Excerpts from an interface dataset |
⁂
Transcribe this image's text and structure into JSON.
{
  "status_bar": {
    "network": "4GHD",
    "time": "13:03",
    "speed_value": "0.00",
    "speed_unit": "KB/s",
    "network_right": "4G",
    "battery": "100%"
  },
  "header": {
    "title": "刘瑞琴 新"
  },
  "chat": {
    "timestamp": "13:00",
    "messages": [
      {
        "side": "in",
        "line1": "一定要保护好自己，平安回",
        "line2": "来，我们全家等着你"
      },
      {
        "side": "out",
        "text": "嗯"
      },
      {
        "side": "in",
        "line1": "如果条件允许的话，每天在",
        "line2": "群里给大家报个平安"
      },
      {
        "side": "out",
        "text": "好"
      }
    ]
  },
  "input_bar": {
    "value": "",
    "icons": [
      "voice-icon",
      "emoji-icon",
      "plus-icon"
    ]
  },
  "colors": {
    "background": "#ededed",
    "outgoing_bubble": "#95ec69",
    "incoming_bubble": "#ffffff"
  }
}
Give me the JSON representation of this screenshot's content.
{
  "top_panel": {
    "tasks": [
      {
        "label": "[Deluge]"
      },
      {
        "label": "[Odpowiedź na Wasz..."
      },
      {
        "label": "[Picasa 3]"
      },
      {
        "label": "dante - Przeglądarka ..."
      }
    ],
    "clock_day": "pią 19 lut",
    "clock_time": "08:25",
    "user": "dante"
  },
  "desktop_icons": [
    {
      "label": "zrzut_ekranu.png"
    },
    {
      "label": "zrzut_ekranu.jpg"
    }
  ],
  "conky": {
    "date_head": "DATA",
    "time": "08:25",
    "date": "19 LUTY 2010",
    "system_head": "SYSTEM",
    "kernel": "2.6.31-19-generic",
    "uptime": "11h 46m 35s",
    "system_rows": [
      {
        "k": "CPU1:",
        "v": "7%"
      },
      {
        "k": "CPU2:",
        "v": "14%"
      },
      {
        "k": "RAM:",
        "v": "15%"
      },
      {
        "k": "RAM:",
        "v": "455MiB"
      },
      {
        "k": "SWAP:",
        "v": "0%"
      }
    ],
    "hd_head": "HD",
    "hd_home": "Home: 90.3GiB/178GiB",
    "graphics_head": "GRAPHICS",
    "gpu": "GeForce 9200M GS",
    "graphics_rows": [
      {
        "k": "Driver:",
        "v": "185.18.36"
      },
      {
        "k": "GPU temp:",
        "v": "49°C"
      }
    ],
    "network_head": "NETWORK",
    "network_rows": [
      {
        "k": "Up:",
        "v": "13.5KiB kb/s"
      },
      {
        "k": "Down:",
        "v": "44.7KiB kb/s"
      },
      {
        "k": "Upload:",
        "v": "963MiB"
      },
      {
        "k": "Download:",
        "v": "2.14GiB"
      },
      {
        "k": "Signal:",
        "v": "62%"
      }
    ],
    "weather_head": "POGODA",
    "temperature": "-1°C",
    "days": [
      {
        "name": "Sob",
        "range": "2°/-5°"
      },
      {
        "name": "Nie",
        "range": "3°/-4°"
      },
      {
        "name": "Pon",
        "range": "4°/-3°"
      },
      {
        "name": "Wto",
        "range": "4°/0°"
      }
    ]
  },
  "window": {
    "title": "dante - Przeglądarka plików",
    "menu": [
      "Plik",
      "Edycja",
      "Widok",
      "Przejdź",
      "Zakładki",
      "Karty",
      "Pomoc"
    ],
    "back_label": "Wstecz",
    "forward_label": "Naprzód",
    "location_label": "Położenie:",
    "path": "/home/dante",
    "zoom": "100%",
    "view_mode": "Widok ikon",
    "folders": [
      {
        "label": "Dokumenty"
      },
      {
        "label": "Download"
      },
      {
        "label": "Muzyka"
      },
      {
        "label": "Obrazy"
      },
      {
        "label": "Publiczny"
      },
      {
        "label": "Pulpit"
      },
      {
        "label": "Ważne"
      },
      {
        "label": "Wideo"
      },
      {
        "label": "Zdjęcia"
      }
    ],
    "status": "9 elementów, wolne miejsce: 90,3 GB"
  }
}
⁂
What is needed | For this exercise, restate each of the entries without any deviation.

Answer space |
Transcribe this image's text and structure into JSON.
{
  "status_bar": {
    "network": "4GHD",
    "time": "13:03",
    "speed_value": "0.00",
    "speed_unit": "KB/s",
    "network_right": "4G",
    "battery": "100%"
  },
  "header": {
    "title": "刘瑞琴 新"
  },
  "chat": {
    "timestamp": "13:00",
    "messages": [
      {
        "side": "in",
        "line1": "一定要保护好自己，平安回",
        "line2": "来，我们全家等着你"
      },
      {
        "side": "out",
        "text": "嗯"
      },
      {
        "side": "in",
        "line1": "如果条件允许的话，每天在",
        "line2": "群里给大家报个平安"
      },
      {
        "side": "out",
        "text": "好"
      }
    ]
  },
  "input_bar": {
    "value": "",
    "icons": [
      "voice-icon",
      "emoji-icon",
      "plus-icon"
    ]
  },
  "colors": {
    "background": "#ededed",
    "outgoing_bubble": "#95ec69",
    "incoming_bubble": "#ffffff"
  }
}
Give me the JSON representation of this screenshot's content.
{
  "top_panel": {
    "tasks": [
      {
        "label": "[Deluge]"
      },
      {
        "label": "[Odpowiedź na Wasz..."
      },
      {
        "label": "[Picasa 3]"
      },
      {
        "label": "dante - Przeglądarka ..."
      }
    ],
    "clock_day": "pią 19 lut",
    "clock_time": "08:25",
    "user": "dante"
  },
  "desktop_icons": [
    {
      "label": "zrzut_ekranu.png"
    },
    {
      "label": "zrzut_ekranu.jpg"
    }
  ],
  "conky": {
    "date_head": "DATA",
    "time": "08:25",
    "date": "19 LUTY 2010",
    "system_head": "SYSTEM",
    "kernel": "2.6.31-19-generic",
    "uptime": "11h 46m 35s",
    "system_rows": [
      {
        "k": "CPU1:",
        "v": "7%"
      },
      {
        "k": "CPU2:",
        "v": "14%"
      },
      {
        "k": "RAM:",
        "v": "15%"
      },
      {
        "k": "RAM:",
        "v": "455MiB"
      },
      {
        "k": "SWAP:",
        "v": "0%"
      }
    ],
    "hd_head": "HD",
    "hd_home": "Home: 90.3GiB/178GiB",
    "graphics_head": "GRAPHICS",
    "gpu": "GeForce 9200M GS",
    "graphics_rows": [
      {
        "k": "Driver:",
        "v": "185.18.36"
      },
      {
        "k": "GPU temp:",
        "v": "49°C"
      }
    ],
    "network_head": "NETWORK",
    "network_rows": [
      {
        "k": "Up:",
        "v": "13.5KiB kb/s"
      },
      {
        "k": "Down:",
        "v": "44.7KiB kb/s"
      },
      {
        "k": "Upload:",
        "v": "963MiB"
      },
      {
        "k": "Download:",
        "v": "2.14GiB"
      },
      {
        "k": "Signal:",
        "v": "62%"
      }
    ],
    "weather_head": "POGODA",
    "temperature": "-1°C",
    "days": [
      {
        "name": "Sob",
        "range": "2°/-5°"
      },
      {
        "name": "Nie",
        "range": "3°/-4°"
      },
      {
        "name": "Pon",
        "range": "4°/-3°"
      },
      {
        "name": "Wto",
        "range": "4°/0°"
      }
    ]
  },
  "window": {
    "title": "dante - Przeglądarka plików",
    "menu": [
      "Plik",
      "Edycja",
      "Widok",
      "Przejdź",
      "Zakładki",
      "Karty",
      "Pomoc"
    ],
    "back_label": "Wstecz",
    "forward_label": "Naprzód",
    "location_label": "Położenie:",
    "path": "/home/dante",
    "zoom": "100%",
    "view_mode": "Widok ikon",
    "folders": [
      {
        "label": "Dokumenty"
      },
      {
        "label": "Download"
      },
      {
        "label": "Muzyka"
      },
      {
        "label": "Obrazy"
      },
      {
        "label": "Publiczny"
      },
      {
        "label": "Pulpit"
      },
      {
        "label": "Ważne"
      },
      {
        "label": "Wideo"
      },
      {
        "label": "Zdjęcia"
      }
    ],
    "status": "9 elementów, wolne miejsce: 90,3 GB"
  }
}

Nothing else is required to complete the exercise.